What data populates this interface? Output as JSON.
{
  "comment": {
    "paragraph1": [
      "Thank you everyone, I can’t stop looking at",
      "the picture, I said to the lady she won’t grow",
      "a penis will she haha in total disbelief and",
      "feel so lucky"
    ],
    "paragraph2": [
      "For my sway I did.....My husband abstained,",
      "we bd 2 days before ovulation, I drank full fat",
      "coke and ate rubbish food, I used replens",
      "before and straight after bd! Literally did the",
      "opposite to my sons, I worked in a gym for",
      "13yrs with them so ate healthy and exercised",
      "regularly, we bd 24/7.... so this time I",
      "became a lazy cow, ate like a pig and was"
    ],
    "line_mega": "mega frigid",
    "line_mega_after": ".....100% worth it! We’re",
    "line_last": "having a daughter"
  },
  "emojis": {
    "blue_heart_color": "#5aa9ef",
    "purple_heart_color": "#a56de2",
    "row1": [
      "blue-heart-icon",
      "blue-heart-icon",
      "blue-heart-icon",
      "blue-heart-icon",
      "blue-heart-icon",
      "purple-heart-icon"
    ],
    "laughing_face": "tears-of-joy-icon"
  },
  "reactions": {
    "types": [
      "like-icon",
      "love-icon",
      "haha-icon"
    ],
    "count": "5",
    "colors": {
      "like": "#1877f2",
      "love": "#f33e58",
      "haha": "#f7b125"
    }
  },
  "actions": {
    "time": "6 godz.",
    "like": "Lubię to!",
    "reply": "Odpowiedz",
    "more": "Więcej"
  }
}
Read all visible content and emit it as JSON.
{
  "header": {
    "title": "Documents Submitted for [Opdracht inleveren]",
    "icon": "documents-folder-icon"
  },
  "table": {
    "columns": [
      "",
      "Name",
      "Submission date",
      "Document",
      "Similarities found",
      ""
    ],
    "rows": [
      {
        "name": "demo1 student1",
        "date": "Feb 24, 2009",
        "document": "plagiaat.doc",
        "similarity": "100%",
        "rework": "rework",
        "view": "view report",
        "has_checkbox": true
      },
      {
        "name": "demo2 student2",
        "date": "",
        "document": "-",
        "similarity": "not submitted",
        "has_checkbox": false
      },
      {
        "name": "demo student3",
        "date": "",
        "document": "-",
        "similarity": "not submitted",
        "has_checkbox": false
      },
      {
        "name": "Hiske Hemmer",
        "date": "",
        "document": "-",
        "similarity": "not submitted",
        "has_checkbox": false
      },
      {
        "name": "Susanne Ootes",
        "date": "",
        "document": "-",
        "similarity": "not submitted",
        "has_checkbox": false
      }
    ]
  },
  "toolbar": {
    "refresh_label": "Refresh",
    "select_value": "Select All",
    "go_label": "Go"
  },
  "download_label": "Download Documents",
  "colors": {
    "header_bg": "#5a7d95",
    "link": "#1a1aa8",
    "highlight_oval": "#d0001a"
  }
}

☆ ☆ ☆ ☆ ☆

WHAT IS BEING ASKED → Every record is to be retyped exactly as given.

ANSWER TO THIS TASK →
What data populates this interface? Output as JSON.
{
  "comment": {
    "paragraph1": [
      "Thank you everyone, I can’t stop looking at",
      "the picture, I said to the lady she won’t grow",
      "a penis will she haha in total disbelief and",
      "feel so lucky"
    ],
    "paragraph2": [
      "For my sway I did.....My husband abstained,",
      "we bd 2 days before ovulation, I drank full fat",
      "coke and ate rubbish food, I used replens",
      "before and straight after bd! Literally did the",
      "opposite to my sons, I worked in a gym for",
      "13yrs with them so ate healthy and exercised",
      "regularly, we bd 24/7.... so this time I",
      "became a lazy cow, ate like a pig and was"
    ],
    "line_mega": "mega frigid",
    "line_mega_after": ".....100% worth it! We’re",
    "line_last": "having a daughter"
  },
  "emojis": {
    "blue_heart_color": "#5aa9ef",
    "purple_heart_color": "#a56de2",
    "row1": [
      "blue-heart-icon",
      "blue-heart-icon",
      "blue-heart-icon",
      "blue-heart-icon",
      "blue-heart-icon",
      "purple-heart-icon"
    ],
    "laughing_face": "tears-of-joy-icon"
  },
  "reactions": {
    "types": [
      "like-icon",
      "love-icon",
      "haha-icon"
    ],
    "count": "5",
    "colors": {
      "like": "#1877f2",
      "love": "#f33e58",
      "haha": "#f7b125"
    }
  },
  "actions": {
    "time": "6 godz.",
    "like": "Lubię to!",
    "reply": "Odpowiedz",
    "more": "Więcej"
  }
}
Read all visible content and emit it as JSON.
{
  "header": {
    "title": "Documents Submitted for [Opdracht inleveren]",
    "icon": "documents-folder-icon"
  },
  "table": {
    "columns": [
      "",
      "Name",
      "Submission date",
      "Document",
      "Similarities found",
      ""
    ],
    "rows": [
      {
        "name": "demo1 student1",
        "date": "Feb 24, 2009",
        "document": "plagiaat.doc",
        "similarity": "100%",
        "rework": "rework",
        "view": "view report",
        "has_checkbox": true
      },
      {
        "name": "demo2 student2",
        "date": "",
        "document": "-",
        "similarity": "not submitted",
        "has_checkbox": false
      },
      {
        "name": "demo student3",
        "date": "",
        "document": "-",
        "similarity": "not submitted",
        "has_checkbox": false
      },
      {
        "name": "Hiske Hemmer",
        "date": "",
        "document": "-",
        "similarity": "not submitted",
        "has_checkbox": false
      },
      {
        "name": "Susanne Ootes",
        "date": "",
        "document": "-",
        "similarity": "not submitted",
        "has_checkbox": false
      }
    ]
  },
  "toolbar": {
    "refresh_label": "Refresh",
    "select_value": "Select All",
    "go_label": "Go"
  },
  "download_label": "Download Documents",
  "colors": {
    "header_bg": "#5a7d95",
    "link": "#1a1aa8",
    "highlight_oval": "#d0001a"
  }
}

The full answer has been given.